Gather all lines in the data that hold the string "Manage".

** Opening TASK DATA block **

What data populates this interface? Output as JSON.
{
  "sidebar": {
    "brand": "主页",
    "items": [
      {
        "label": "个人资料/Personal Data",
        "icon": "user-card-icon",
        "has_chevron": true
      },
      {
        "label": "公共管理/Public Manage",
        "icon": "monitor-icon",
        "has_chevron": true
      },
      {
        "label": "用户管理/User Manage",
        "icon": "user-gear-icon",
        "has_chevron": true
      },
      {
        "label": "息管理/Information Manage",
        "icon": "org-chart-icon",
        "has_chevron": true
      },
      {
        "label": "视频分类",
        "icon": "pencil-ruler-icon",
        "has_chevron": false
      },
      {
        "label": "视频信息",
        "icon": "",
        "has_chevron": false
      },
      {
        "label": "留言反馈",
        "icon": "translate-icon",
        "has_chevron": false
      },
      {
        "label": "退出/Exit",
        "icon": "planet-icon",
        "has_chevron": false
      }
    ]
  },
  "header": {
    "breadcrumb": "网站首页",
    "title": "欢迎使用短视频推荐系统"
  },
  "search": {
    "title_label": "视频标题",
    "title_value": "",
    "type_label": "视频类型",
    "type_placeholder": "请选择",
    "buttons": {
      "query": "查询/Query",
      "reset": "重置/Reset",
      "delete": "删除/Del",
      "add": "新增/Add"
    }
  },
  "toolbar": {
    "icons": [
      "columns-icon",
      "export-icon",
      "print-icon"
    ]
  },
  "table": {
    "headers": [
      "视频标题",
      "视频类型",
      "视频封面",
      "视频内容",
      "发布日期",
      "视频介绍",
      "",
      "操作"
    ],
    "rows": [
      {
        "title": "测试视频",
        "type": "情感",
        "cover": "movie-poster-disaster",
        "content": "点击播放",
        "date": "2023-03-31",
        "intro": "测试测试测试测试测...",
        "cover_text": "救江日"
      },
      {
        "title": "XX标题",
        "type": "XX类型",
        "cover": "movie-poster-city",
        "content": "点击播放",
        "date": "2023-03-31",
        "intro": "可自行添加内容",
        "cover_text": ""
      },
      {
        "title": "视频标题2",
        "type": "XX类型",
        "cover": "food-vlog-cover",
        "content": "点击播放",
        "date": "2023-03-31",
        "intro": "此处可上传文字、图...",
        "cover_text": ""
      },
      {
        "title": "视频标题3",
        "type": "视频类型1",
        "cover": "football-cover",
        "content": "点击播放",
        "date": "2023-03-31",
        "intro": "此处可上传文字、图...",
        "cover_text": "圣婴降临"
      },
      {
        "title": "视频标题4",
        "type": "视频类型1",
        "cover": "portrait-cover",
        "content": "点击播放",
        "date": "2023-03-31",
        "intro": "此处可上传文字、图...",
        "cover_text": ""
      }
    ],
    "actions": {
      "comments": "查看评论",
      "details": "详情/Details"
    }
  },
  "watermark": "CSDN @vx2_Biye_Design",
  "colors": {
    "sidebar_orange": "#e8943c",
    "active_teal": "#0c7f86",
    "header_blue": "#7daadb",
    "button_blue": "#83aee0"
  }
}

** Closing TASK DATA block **

> _RESPONSE BELOW_
        "label": "公共管理/Public Manage",
        "label": "用户管理/User Manage",
        "label": "息管理/Information Manage",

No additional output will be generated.